Six paintings stolen from the town hall in Medemblik, Holland, recently appeared without warning on the doorstep of an art detective in Amsterdam—with no return address included.
According to Dutch media reports, Arthur Brand, known for his help in recovering a Van Gogh painting last month as well as a Picasso painting, was watching TV at home on Friday night when the doorbell rang with a delivery. The delivery man—who was reportedly uninvolved with the heist—unloaded a package that contained six historical paintings which are believed to be worth upwards of €100,000 (about $106,000). After examining the incredible trove, Brand called the police.
“I think this was a direct result of the recovery of the Van Gogh [The Parsonage Garden at Nuenen in Spring] last month,” Brand told the Art Newspaper. “That made headlines all over the world and one of the reasons the Van Gogh was returned was that they couldn’t do anything with it—sell it or get a lesser sentence.”

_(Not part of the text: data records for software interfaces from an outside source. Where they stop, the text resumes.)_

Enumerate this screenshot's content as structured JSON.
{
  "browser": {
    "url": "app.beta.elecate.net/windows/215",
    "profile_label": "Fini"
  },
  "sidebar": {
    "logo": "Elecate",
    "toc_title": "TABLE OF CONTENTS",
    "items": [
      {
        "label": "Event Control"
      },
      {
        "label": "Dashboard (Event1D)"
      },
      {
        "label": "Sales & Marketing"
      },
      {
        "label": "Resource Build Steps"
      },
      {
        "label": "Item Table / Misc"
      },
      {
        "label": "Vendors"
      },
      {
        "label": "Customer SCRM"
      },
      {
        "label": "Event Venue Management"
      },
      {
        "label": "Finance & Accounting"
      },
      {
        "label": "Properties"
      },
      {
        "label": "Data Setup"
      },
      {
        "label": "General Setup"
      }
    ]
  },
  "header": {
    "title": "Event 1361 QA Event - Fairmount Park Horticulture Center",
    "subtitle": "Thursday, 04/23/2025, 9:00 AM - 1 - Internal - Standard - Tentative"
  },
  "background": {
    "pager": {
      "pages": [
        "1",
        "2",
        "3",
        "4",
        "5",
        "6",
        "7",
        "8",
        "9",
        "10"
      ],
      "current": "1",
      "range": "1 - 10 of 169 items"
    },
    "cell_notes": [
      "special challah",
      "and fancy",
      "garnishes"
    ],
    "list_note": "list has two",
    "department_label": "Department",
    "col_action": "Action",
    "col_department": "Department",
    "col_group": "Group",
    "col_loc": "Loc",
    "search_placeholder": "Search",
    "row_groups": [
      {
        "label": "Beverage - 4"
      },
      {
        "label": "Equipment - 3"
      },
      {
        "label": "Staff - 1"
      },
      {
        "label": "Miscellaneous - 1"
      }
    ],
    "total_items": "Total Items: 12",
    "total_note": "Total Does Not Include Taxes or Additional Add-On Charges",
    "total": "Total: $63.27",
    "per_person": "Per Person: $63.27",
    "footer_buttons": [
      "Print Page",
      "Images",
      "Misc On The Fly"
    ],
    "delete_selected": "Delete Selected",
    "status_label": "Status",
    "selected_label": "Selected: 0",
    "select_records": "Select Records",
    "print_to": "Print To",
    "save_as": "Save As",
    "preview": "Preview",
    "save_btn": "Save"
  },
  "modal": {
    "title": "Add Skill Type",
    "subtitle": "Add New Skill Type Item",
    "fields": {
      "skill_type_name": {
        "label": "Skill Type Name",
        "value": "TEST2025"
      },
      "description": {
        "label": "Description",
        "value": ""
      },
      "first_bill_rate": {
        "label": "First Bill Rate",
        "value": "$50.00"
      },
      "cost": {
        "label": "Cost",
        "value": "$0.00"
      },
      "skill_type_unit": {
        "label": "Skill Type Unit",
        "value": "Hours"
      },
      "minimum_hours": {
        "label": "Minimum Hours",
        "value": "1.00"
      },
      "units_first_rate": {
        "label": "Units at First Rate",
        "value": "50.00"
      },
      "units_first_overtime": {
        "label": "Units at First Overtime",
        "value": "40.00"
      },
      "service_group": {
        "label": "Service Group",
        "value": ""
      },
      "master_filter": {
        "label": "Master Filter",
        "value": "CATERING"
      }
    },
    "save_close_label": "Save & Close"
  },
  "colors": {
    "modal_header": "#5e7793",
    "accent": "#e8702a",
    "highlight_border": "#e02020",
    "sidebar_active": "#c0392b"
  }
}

He added: “Most likely [the Medemblik thieves] got scared and maybe there was a possibility the police was on their tracks already. You either burn it, which is a bad idea because when you are caught later you get extra prison time, or they thought they would dump it at my doorstep.”
The recovered paintings include an especially prized portrait of the early medieval King Radboud, ruler of Frisia (the present-day swath of Northwestern Europe that includes the Netherlands), as well as likenesses of Dutch royals Prince William of Orange, Maurits of Orange, Count Jan van Nassau, and Queen Wilhelmina. Also recovered was a biblical scene.
Jeroen Broeders, deputy mayor of Medemblik, said in a press release that “sometimes you only know how much something is worth to you when it isn’t there anymore and that is certainly the case with these paintings.”